Enjoy the summer and the books. If you don't see your favorite here, please do me a favor and add it to the comments box. If we get enough, maybe I'll do a follow up post with links to those books too.
How Customers Think: Essential Insights into the Mind of the Market by Gerald Zaltman of Harvard. I read this book a few years ago and it totally changed how I think about marketing to consumers. Zaltman has developed a technique he calls "metaphor elicitation," which is patented, to mine the unconscious. Truly one of the most interesting and impactful books I've ever read. If you really like that one, you can pick up his most recent, Marketing Metaphoria: What Deep Metaphors Reveal About the Minds of Consumers, which picks up where his first book leaves off. I wasn't as impressed with second book as the first, but still a worthy read.
Next I'd suggest Margaret Mark's The Hero and the Outlaw: Building Extraordinary Brands Through the Power of Archetypes, which draws on Jung's concept of archetypes. In the book, you are introduced to such archetypes as the hero, outlaw, lover, sage, magician, creator and innocent, and told that these archetypes cross lifestyle and cultural boundaries. I once used this book to help sell a truly great ad campaign by helping the client see how the work we created really spoke to a deeper need in his customers' lives. So if you want get your inner account-planner geek on, read this one. You can thank me later.
And if you're in the service business, such as a hotel, restaurant, or even a hospital, you absolutely have to read Clued In: How to Keep Customers Coming Back Again and Again by Lewis Carbone. This book will teach you all about using environmental clues to communicate your marketing and brand message to your customer. His ideas behind humanistic and mechanic clues have been used to drive great brands like the Mayo Clinic and others. It's certainly one of the most well-worn books on my shelf.
And for anyone that has or will ever participate in a new-business pitch to earn their paycheck, I'd highly recommend Perfect Pitch: The Art of Selling Ideas and Winning New Business by the legendary Jon Steel.

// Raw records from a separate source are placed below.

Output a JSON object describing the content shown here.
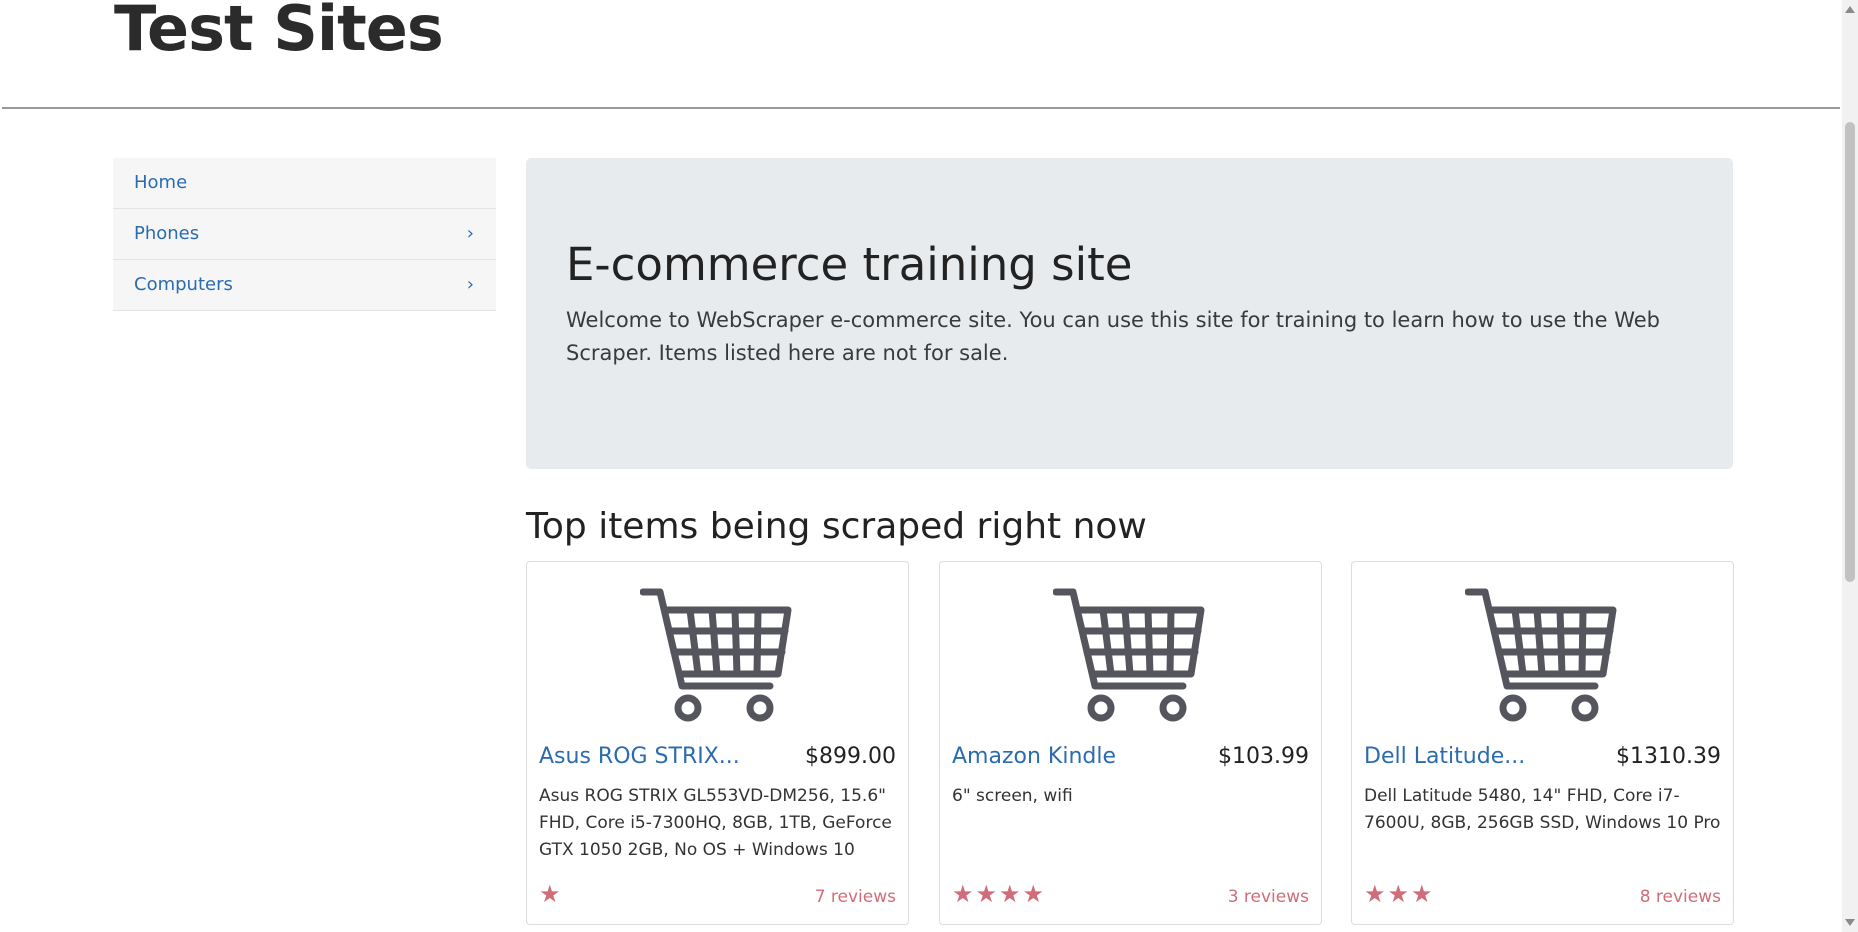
{
  "brand": "Test Sites",
  "sidebar": {
    "items": [
      {
        "label": "Home"
      },
      {
        "label": "Phones",
        "chevron": "›"
      },
      {
        "label": "Computers",
        "chevron": "›"
      }
    ]
  },
  "jumbotron": {
    "title": "E-commerce training site",
    "text": "Welcome to WebScraper e-commerce site. You can use this site for training to learn how to use the Web Scraper. Items listed here are not for sale."
  },
  "section_title": "Top items being scraped right now",
  "products": [
    {
      "title": "Asus ROG STRIX...",
      "price": "$899.00",
      "description": "Asus ROG STRIX GL553VD-DM256, 15.6\" FHD, Core i5-7300HQ, 8GB, 1TB, GeForce GTX 1050 2GB, No OS + Windows 10",
      "stars": 1,
      "stars_display": "★",
      "reviews": "7 reviews",
      "image_icon": "shopping-cart-icon"
    },
    {
      "title": "Amazon Kindle",
      "price": "$103.99",
      "description": "6\" screen, wifi",
      "stars": 4,
      "stars_display": "★★★★",
      "reviews": "3 reviews",
      "image_icon": "shopping-cart-icon"
    },
    {
      "title": "Dell Latitude...",
      "price": "$1310.39",
      "description": "Dell Latitude 5480, 14\" FHD, Core i7-7600U, 8GB, 256GB SSD, Windows 10 Pro",
      "stars": 3,
      "stars_display": "★★★",
      "reviews": "8 reviews",
      "image_icon": "shopping-cart-icon"
    }
  ],
  "colors": {
    "link": "#2b6cb0",
    "star": "#d06d7a",
    "jumbotron_bg": "#e8ebee"
  }
}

As someone who has been in charge of biz dev at more than one agency and had my own gig for a while, I can tell you that Jon's book taught me more than a few lessons on how to create and then sell ideas.
And while we're on the subject of new business (let's face it, who isn't focused on that right now) here is another one I've long loved. Conceptual Selling by Heiman and Miller is really for sales teams, especially those that sell to large, complex accounts, but I found that the information was directly relevant to helping me develop key account strategies that led to winning business. They also have seminars you can attend.
I'm really looking forward to reading my friend Chris Brogan's new book, Trust Agents: Using the Web to Build Influence, Improve Reputation, and Earn Trust, when it comes out in August. He co-authored it with Julien Smith and while it isn't out yet, judging by the quality of Chris' blog and just how smart the guy is, I'm guessing this one will be a keeper.
And last but not least, we gotta have at least one current book on social media for this list to be complete. Groundswell: Winning in a World Transformed by Social Technologies by Charlene Li and Josh Bernoff is a really good read if you're trying to get up to speed on the whole social-media thing. I'd highly recommend it.
That's it folks. Enjoy the books. But remember, come back and tell me what you thought of them either here or at my personal blog Positive Disruption. And if you have a few favorite books you think I'd like -- do be so kind as to let me know via the comments!